------ INPUT MATERIAL ------

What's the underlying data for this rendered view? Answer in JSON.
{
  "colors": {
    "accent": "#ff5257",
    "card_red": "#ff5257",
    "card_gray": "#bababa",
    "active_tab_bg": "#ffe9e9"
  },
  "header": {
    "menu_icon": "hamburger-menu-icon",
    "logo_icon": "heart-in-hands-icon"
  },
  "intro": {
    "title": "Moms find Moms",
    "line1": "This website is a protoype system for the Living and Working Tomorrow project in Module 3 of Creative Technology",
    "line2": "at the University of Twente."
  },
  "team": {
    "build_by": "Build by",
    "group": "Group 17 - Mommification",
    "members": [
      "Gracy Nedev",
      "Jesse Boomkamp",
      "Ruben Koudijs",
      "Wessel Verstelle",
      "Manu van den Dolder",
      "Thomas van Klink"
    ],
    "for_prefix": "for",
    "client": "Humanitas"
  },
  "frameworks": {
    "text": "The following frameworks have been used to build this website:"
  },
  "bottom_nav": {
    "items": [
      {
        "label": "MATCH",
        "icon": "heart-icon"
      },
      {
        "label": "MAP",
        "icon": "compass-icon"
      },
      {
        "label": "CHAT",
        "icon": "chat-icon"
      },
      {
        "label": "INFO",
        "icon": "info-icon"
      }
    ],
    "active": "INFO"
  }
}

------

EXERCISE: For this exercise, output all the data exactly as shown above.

SOLUTION TO THE EXERCISE:
What's the underlying data for this rendered view? Answer in JSON.
{
  "colors": {
    "accent": "#ff5257",
    "card_red": "#ff5257",
    "card_gray": "#bababa",
    "active_tab_bg": "#ffe9e9"
  },
  "header": {
    "menu_icon": "hamburger-menu-icon",
    "logo_icon": "heart-in-hands-icon"
  },
  "intro": {
    "title": "Moms find Moms",
    "line1": "This website is a protoype system for the Living and Working Tomorrow project in Module 3 of Creative Technology",
    "line2": "at the University of Twente."
  },
  "team": {
    "build_by": "Build by",
    "group": "Group 17 - Mommification",
    "members": [
      "Gracy Nedev",
      "Jesse Boomkamp",
      "Ruben Koudijs",
      "Wessel Verstelle",
      "Manu van den Dolder",
      "Thomas van Klink"
    ],
    "for_prefix": "for",
    "client": "Humanitas"
  },
  "frameworks": {
    "text": "The following frameworks have been used to build this website:"
  },
  "bottom_nav": {
    "items": [
      {
        "label": "MATCH",
        "icon": "heart-icon"
      },
      {
        "label": "MAP",
        "icon": "compass-icon"
      },
      {
        "label": "CHAT",
        "icon": "chat-icon"
      },
      {
        "label": "INFO",
        "icon": "info-icon"
      }
    ],
    "active": "INFO"
  }
}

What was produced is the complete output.